The Wolf Man -- or "The Wolfman" as the new remake puts it -- came rather late in the Universal horror cycle, a full ten years after Dracula and Frankenstein. It was a low-budget movie, based not on a famous novel, but on a loose idea that had been bantered around the lot and finally set down on paper by screenwriter Curt Siodmak. The director George Waggner was hardly a master filmmaker like his predecessors Tod Browning and James Whale (The Wolf Man was the one and only high point of his career, not counting several episodes of the "Batman" TV show in the 1960s). And yet The Wolf Man came out exceedingly well, the result of many hands working together at the right time in just the right way. It was a monster hit (pardon the pun) and now a cinema classic. (The great film critic David Thomson recently wrote a new appreciation of the Universal films for The Guardian.)
Aside from Waggner, who put the movie's tiny budget to good use, and Siodmak, whose research and writing made for an atmospheric tale, the movie was blessed with Lon Chaney Jr., who had been a success as "Lennie" in Of Mice and Men (1939). He was also the son of the silent era horror star Lon Chaney, though the two men had a volatile relationship; apparently the senior Chaney did not want the younger Chaney to go into the picture business, and so Lon Jr. had to wait until the old man croaked before his first audition. Chaney Jr. did not have his old man's gift for disguises and physical tricks, but he had a sad, soulful quality that makes his Lawrence Talbot character all the more tragic and touching. Then check out the supporting cast: milquetoast Ralph Bellamy (His Girl Friday), Claude Rains (the original Invisible Man) as Talbot's father, Maria Ouspenskaya as the old gypsy woman, Bela Lugosi (the original Dracula) as her son, and Evelyn Ankers as Gwen Conliffe, the would-be girlfriend who meets Talbot just before the troubles start. Add some nice black-and-white cinematography and a memorable score, and you're all set. The finished film moves economically but never too quickly, allowing time for dread to build. It, of course, touches on the same themes as Dr. Jekyll and Mr. Hyde -- man fighting between his primal and intellectual natures -- but it's on an even more base level, a pure animal, rather than just a raving lunatic. And it's even more affecting because it happens by random chance, by cruel luck, rather than the result of a deliberate experiment.

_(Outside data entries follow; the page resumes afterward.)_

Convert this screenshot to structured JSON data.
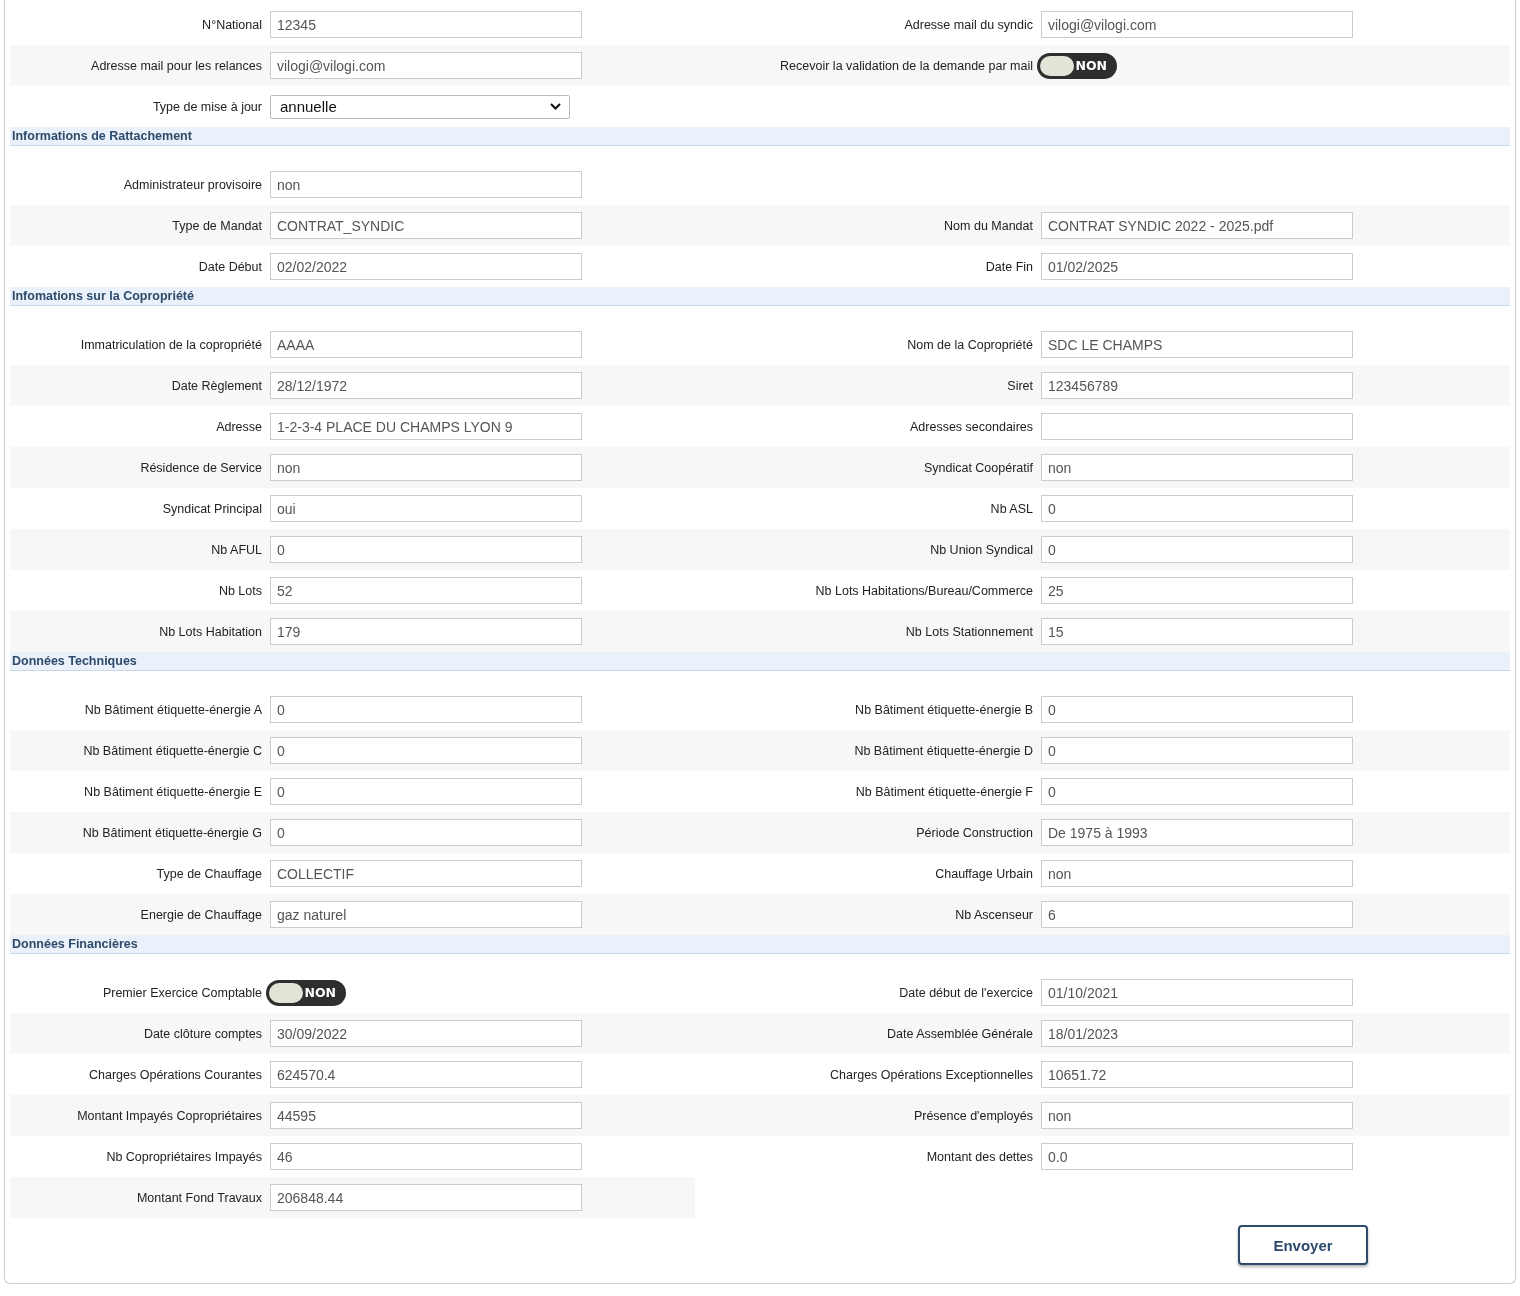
{
  "sections": [
    {
      "rows": [
        {
          "cells": [
            {
              "kind": "input",
              "label": "N°National",
              "value": "12345"
            },
            {
              "kind": "input",
              "label": "Adresse mail du syndic",
              "value": "vilogi@vilogi.com"
            }
          ]
        },
        {
          "cells": [
            {
              "kind": "input",
              "label": "Adresse mail pour les relances",
              "value": "vilogi@vilogi.com"
            },
            {
              "kind": "toggle",
              "label": "Recevoir la validation de la demande par mail",
              "on": false,
              "text": "NON"
            }
          ]
        },
        {
          "cells": [
            {
              "kind": "select",
              "label": "Type de mise à jour",
              "value": "annuelle"
            }
          ]
        }
      ]
    },
    {
      "title": "Informations de Rattachement",
      "rows": [
        {
          "cells": [
            {
              "kind": "input",
              "label": "Administrateur provisoire",
              "value": "non"
            }
          ]
        },
        {
          "cells": [
            {
              "kind": "input",
              "label": "Type de Mandat",
              "value": "CONTRAT_SYNDIC"
            },
            {
              "kind": "input",
              "label": "Nom du Mandat",
              "value": "CONTRAT SYNDIC 2022 - 2025.pdf"
            }
          ]
        },
        {
          "cells": [
            {
              "kind": "input",
              "label": "Date Début",
              "value": "02/02/2022"
            },
            {
              "kind": "input",
              "label": "Date Fin",
              "value": "01/02/2025"
            }
          ]
        }
      ]
    },
    {
      "title": "Infomations sur la Copropriété",
      "rows": [
        {
          "cells": [
            {
              "kind": "input",
              "label": "Immatriculation de la copropriété",
              "value": "AAAA"
            },
            {
              "kind": "input",
              "label": "Nom de la Copropriété",
              "value": "SDC LE CHAMPS"
            }
          ]
        },
        {
          "cells": [
            {
              "kind": "input",
              "label": "Date Règlement",
              "value": "28/12/1972"
            },
            {
              "kind": "input",
              "label": "Siret",
              "value": "123456789"
            }
          ]
        },
        {
          "cells": [
            {
              "kind": "input",
              "label": "Adresse",
              "value": "1-2-3-4 PLACE DU CHAMPS LYON 9"
            },
            {
              "kind": "input",
              "label": "Adresses secondaires"
            }
          ]
        },
        {
          "cells": [
            {
              "kind": "input",
              "label": "Résidence de Service",
              "value": "non"
            },
            {
              "kind": "input",
              "label": "Syndicat Coopératif",
              "value": "non"
            }
          ]
        },
        {
          "cells": [
            {
              "kind": "input",
              "label": "Syndicat Principal",
              "value": "oui"
            },
            {
              "kind": "input",
              "label": "Nb ASL",
              "value": "0"
            }
          ]
        },
        {
          "cells": [
            {
              "kind": "input",
              "label": "Nb AFUL",
              "value": "0"
            },
            {
              "kind": "input",
              "label": "Nb Union Syndical",
              "value": "0"
            }
          ]
        },
        {
          "cells": [
            {
              "kind": "input",
              "label": "Nb Lots",
              "value": "52"
            },
            {
              "kind": "input",
              "label": "Nb Lots Habitations/Bureau/Commerce",
              "value": "25"
            }
          ]
        },
        {
          "cells": [
            {
              "kind": "input",
              "label": "Nb Lots Habitation",
              "value": "179"
            },
            {
              "kind": "input",
              "label": "Nb Lots Stationnement",
              "value": "15"
            }
          ]
        }
      ]
    },
    {
      "title": "Données Techniques",
      "rows": [
        {
          "cells": [
            {
              "kind": "input",
              "label": "Nb Bâtiment étiquette-énergie A",
              "value": "0"
            },
            {
              "kind": "input",
              "label": "Nb Bâtiment étiquette-énergie B",
              "value": "0"
            }
          ]
        },
        {
          "cells": [
            {
              "kind": "input",
              "label": "Nb Bâtiment étiquette-énergie C",
              "value": "0"
            },
            {
              "kind": "input",
              "label": "Nb Bâtiment étiquette-énergie D",
              "value": "0"
            }
          ]
        },
        {
          "cells": [
            {
              "kind": "input",
              "label": "Nb Bâtiment étiquette-énergie E",
              "value": "0"
            },
            {
              "kind": "input",
              "label": "Nb Bâtiment étiquette-énergie F",
              "value": "0"
            }
          ]
        },
        {
          "cells": [
            {
              "kind": "input",
              "label": "Nb Bâtiment étiquette-énergie G",
              "value": "0"
            },
            {
              "kind": "input",
              "label": "Période Construction",
              "value": "De 1975 à 1993"
            }
          ]
        },
        {
          "cells": [
            {
              "kind": "input",
              "label": "Type de Chauffage",
              "value": "COLLECTIF"
            },
            {
              "kind": "input",
              "label": "Chauffage Urbain",
              "value": "non"
            }
          ]
        },
        {
          "cells": [
            {
              "kind": "input",
              "label": "Energie de Chauffage",
              "value": "gaz naturel"
            },
            {
              "kind": "input",
              "label": "Nb Ascenseur",
              "value": "6"
            }
          ]
        }
      ]
    },
    {
      "title": "Données Financières",
      "rows": [
        {
          "cells": [
            {
              "kind": "toggle",
              "label": "Premier Exercice Comptable",
              "on": false,
              "text": "NON"
            },
            {
              "kind": "input",
              "label": "Date début de l'exercice",
              "value": "01/10/2021"
            }
          ]
        },
        {
          "cells": [
            {
              "kind": "input",
              "label": "Date clôture comptes",
              "value": "30/09/2022"
            },
            {
              "kind": "input",
              "label": "Date Assemblée Générale",
              "value": "18/01/2023"
            }
          ]
        },
        {
          "cells": [
            {
              "kind": "input",
              "label": "Charges Opérations Courantes",
              "value": "624570.4"
            },
            {
              "kind": "input",
              "label": "Charges Opérations Exceptionnelles",
              "value": "10651.72"
            }
          ]
        },
        {
          "cells": [
            {
              "kind": "input",
              "label": "Montant Impayés Copropriétaires",
              "value": "44595"
            },
            {
              "kind": "input",
              "label": "Présence d'employés",
              "value": "non"
            }
          ]
        },
        {
          "cells": [
            {
              "kind": "input",
              "label": "Nb Copropriétaires Impayés",
              "value": "46"
            },
            {
              "kind": "input",
              "label": "Montant des dettes",
              "value": "0.0"
            }
          ]
        },
        {
          "cells": [
            {
              "kind": "input",
              "label": "Montant Fond Travaux",
              "value": "206848.44"
            }
          ]
        }
      ]
    }
  ],
  "submit": "Envoyer"
}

I hope in the wake of the new, official Universal remake that more people will go back and enjoy the original. The entire 70-minute film is currently uploaded onto YouTube in seven parts. The following part contains the great scene in which Talbot encounters the old gypsy woman and learns the secret of his curse.